“While California may not have same-sex civil marriage, it is unique in that it is one of the few states that allow same-sex couples to adopt,” says Harley, a graphic artist.
The couple, who are currently fostering a baby they plan to adopt, work with a lawyer and financial planner to stay current on the different changes that are taking place in terms of how same sex couples are protected or not protected. The couple purchased their home together in September 2006.
“We are joint tenants in common. We did that to protect ourselves. If we were heterosexuals who married, we wouldn’t have to, because if one of us died the home would automatically go to the surviving spouse,” says Moore. “With same-sex couples, on the other hand, if one partner owns property and later adds his or her spouse to the deed, it creates a gift tax.”
Moore and Harley represent millions of gay and lesbian couples for whom being denied a civil marriage affects their families financially at every stage of life. The impact is often felt in five key areas: taxes, Social Security survivor benefits, medical benefits, pensions, and homeownership and estate planning. Says Crawford, “They are at a disadvantage legally and financially.”
The Battle for Benefits
“Straight married couples have the right to make medical and financial decisions on one another’s behalf, but for a gay or lesbian couple, if someone is hospitalized his or her partner is powerless. To be allowed to even visit that spouse would require a healthcare proxy,” says Taylor.
Getting health insurance is another obstacle. JaChel and Micaela Redmond of Dallas were married last year in the District of Columbia since Texas does not recognize same-sex marriage or domestic partnerships.
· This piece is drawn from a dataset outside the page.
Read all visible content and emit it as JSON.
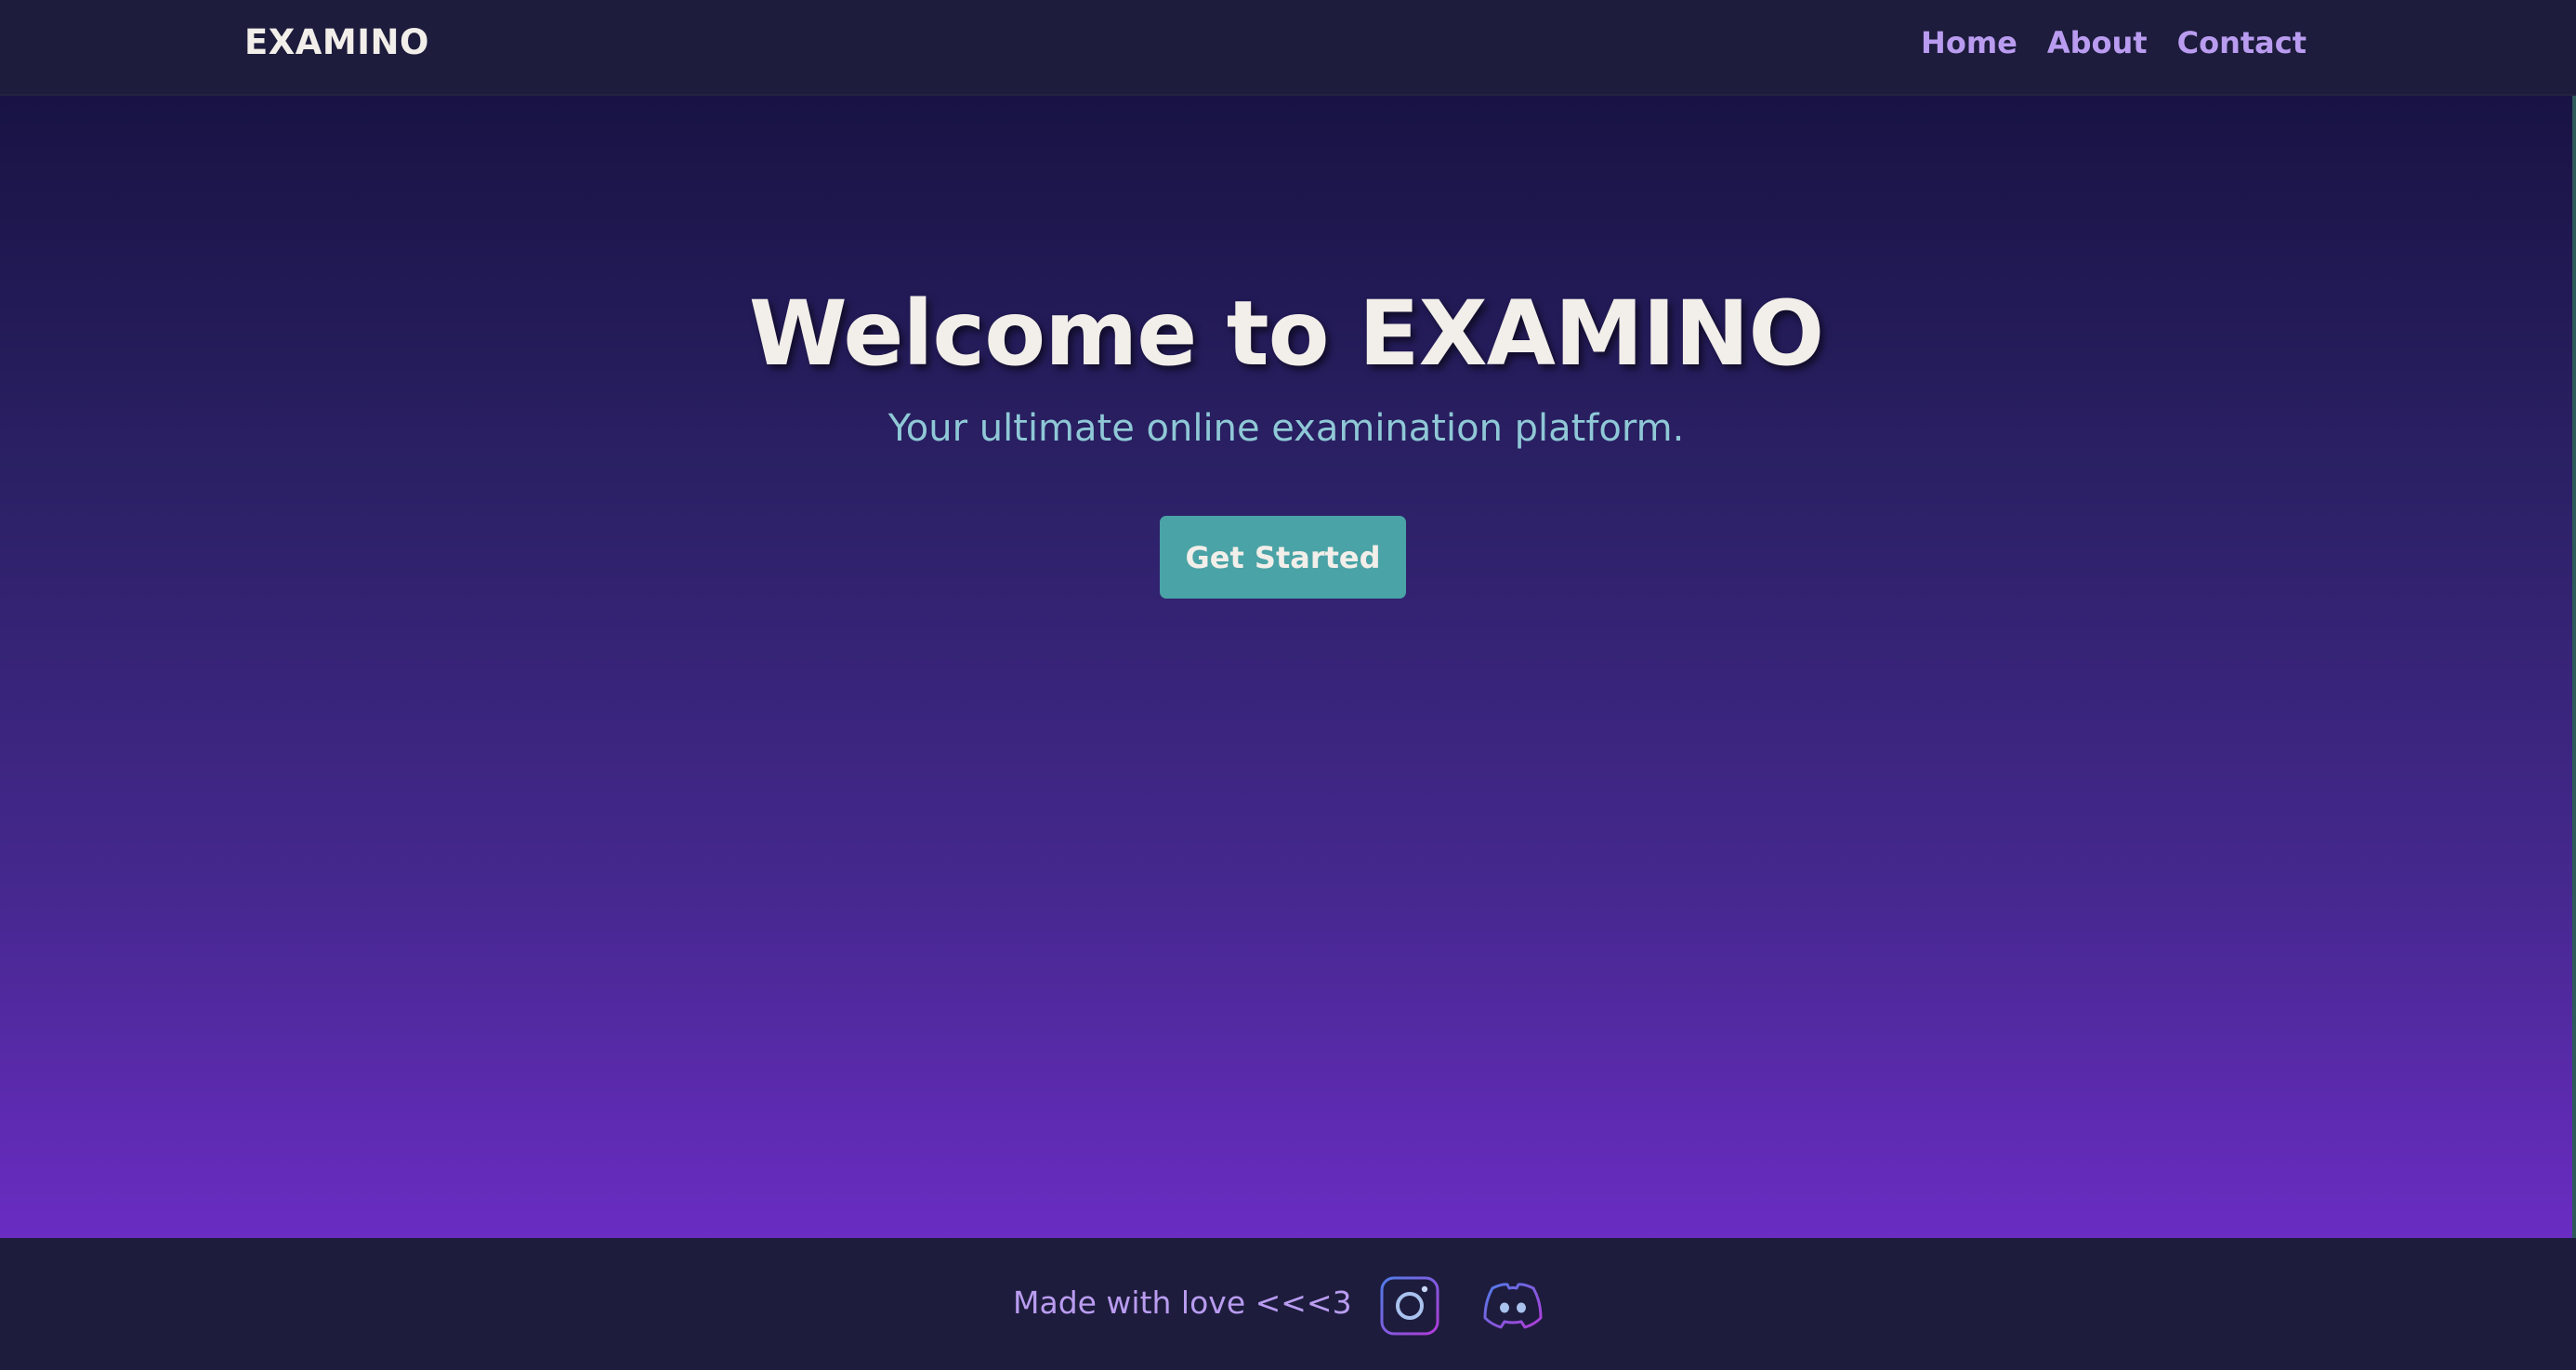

The 32-year-old couple has one child, JaChel’s 11-year-old daughter, Micaela, who is self-employed, wants to give birth to a second child but her single policy wouldn’t cover maternal care costs, and JaChel’s company doesn’t offer domestic partner benefits. Since they don’t qualify for a family health insurance plan, starting a family is financially out the question.
There’s also the issue of laws that establish both spouses as a child’s parents if the child is born during the marriage; only in states that have marriage equality, civil unions, or domestic partnerships is the non-biological parent in same-sex couples put on the birth certificate, which affects that parent’s ability to put the child on his or her health insurance, enroll the child in school, travel with the child, or make medical decisions for the child. Even in instances where employers offer health insurance to domestic partners, those benefits are federally taxed as an additional income at the employee’s rate. Several firms, including TD Bank, Google, Barclays, Microsoft, and the Gates Foundation, have opted to absorb these extra costs to equalize benefits for their gay and lesbian employees.
Federal benefits present an even bigger challenge for Kaali and LaTasha Cohen. Together nine years, the couple obtained a civil union in New Jersey in 2008. Kaali, 41, was in a severe car accident and was deemed disabled.
“Because I am considered single, I receive less Social Security benefits than I would if I were in a straight marriage. I have a spouse and a daughter [Tasha’s biological child]. But to the government my daughter ceases to exist; my wife ceases to exist. So, where my daughter should be able to get benefits because I am her stepparent, she is not entitled. My wife would not qualify for Social Security survivor benefits,” says Kaali, who is the CEO and founder of REDZONE Solutions Inc., a consulting firm in Pennsauken.